Help Employees Be Part of Your Story

A recent NACS webinar discussed how to develop an employee value proposition and what that means for hiring.

August 13, 2021

Happy Store Clerk

By Sarah Hamaker

ALEXANDRIA, Va.—Are your employees telling your story? Do you have a story to tell both prospective and current workers? If not, then you need an employee value proposition (EVP).

“How your employees feel about coming to work for you on a day-to-day basis is what an EVP is all about—it’s like the employee experience,” said Joanne Loce, managing partner of Fortify Leadership Group during the NACS webinar, “Employee Value Proposition: Telling Your Story.”

The benefits of an EVP include:

  • Attracting people to come work for you
  • Establishing an emotional connection (an especially appealing feature to younger workers)
  • Providing a roadmap to managers of how to treat employees and customers

“Everybody has an EVP whether you’ve written it out or not,” said Chris McKinney, HR director for Victory Marketing/Sprint Mart. “An EVP demonstrates that you understand your employees as well as they understand your customers. It also increases engagement, which is tied to employee retention, better customer service and greater business results.”

For McKinney, one of the major benefits to have a formal EVP is that it “creates a consistent experience across the organization. … At Sprint Mart, we use it to clearly communicate to managers what it means to work here, often through the words of our own employees.”

Building an Employee Value Proposition isn’t difficult. Loce identified at least five building blocks of an effective EVP:

  1. The company brand
  2. Commitment to customers
  3. Values, a purpose and a mission
  4. Pay and benefits
  5. Development opportunities

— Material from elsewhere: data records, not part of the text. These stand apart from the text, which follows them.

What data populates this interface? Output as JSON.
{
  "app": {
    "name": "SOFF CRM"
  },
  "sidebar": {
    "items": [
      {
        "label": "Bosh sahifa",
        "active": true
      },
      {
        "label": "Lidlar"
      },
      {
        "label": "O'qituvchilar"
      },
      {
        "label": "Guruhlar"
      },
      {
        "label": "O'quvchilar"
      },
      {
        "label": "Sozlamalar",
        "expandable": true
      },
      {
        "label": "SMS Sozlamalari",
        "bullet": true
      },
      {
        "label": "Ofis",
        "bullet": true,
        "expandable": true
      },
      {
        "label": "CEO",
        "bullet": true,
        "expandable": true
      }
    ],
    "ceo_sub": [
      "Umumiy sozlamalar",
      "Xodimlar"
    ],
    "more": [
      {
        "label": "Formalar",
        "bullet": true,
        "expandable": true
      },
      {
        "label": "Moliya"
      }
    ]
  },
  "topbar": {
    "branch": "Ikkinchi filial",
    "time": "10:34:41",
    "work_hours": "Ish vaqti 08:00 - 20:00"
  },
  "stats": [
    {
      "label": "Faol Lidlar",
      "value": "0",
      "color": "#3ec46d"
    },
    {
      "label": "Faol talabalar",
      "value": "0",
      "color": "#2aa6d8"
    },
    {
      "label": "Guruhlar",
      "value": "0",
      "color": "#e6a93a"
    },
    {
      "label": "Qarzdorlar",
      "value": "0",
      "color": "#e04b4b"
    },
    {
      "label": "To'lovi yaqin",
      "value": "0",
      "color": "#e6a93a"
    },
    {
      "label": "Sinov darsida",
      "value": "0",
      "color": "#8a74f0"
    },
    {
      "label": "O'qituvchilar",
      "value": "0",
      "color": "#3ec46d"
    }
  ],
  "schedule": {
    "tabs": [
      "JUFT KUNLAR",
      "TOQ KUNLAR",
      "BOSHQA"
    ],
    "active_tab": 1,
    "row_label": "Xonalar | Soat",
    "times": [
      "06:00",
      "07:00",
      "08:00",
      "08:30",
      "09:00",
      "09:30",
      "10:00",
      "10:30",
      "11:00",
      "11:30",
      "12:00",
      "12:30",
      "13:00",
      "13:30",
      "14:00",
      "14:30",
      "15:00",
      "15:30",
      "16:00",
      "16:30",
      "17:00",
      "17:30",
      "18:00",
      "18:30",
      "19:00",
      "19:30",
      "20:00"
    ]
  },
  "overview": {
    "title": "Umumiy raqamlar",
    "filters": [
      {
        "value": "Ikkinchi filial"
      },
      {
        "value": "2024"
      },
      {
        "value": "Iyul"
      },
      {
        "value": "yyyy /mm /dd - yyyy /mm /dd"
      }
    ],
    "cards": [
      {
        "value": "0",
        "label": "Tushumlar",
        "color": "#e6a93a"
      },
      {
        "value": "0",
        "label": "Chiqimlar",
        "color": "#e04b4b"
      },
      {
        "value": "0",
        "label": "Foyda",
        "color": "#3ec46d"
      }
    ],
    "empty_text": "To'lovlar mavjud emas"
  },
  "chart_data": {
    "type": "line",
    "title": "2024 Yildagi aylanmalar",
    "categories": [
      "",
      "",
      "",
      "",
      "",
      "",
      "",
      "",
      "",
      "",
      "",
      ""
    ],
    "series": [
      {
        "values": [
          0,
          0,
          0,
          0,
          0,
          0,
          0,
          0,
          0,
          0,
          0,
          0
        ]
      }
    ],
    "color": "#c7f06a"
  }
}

Sprint Mart uses video recordings of its own employees talking about what it means to work for the company as a recruitment tool. “Oftentimes, we hear echoes of our EVP when we’re interviewing potential employees because of these videos,” McKinney said. He pointed out that when he first started at Sprint Mart, the storytelling in employee orientation focused more about the history of the organization. “While valuable, I noticed that new employees resonated far less with the company story than with what their own story at the company would be,” he said. “We’ve intentionally crafted an onboarding function within HR to reinforce … this sense of belonging and of being part of something bigger than just your store.”

You can watch all three webinars in the NACS Labor Landscape Webinar Series: Finding and Hiring Employees in a Post-Pandemic Economy here.

And for more learning opportunities in the human resources field, register to attend the 2021 NACS Show October 5-8, at McCormick Place in Chicago.

There are multiple human resources-related education sessions to pick from at this year’s Show: Building Customer Loyalty Through Employee Culture & Engagement (October 5), Recruiting & Retaining Employees: Roundtable Discussions (October 5), Stronger Together: The Business Case for DEI (October 5), Why Storytelling Helps Attract and Recruit Top Talent (October 5), How to Hire in the “New Normal” Labor Market (October 6) and YOU Can Create Disney Magic Too! Lessons in Leadership, Management, Culture & Customer Service (October 6)—and more!

Sarah Hamaker is a freelance writer and NACS Daily and NACS Magazine contributor based in Fairfax, Virginia. Visit her online at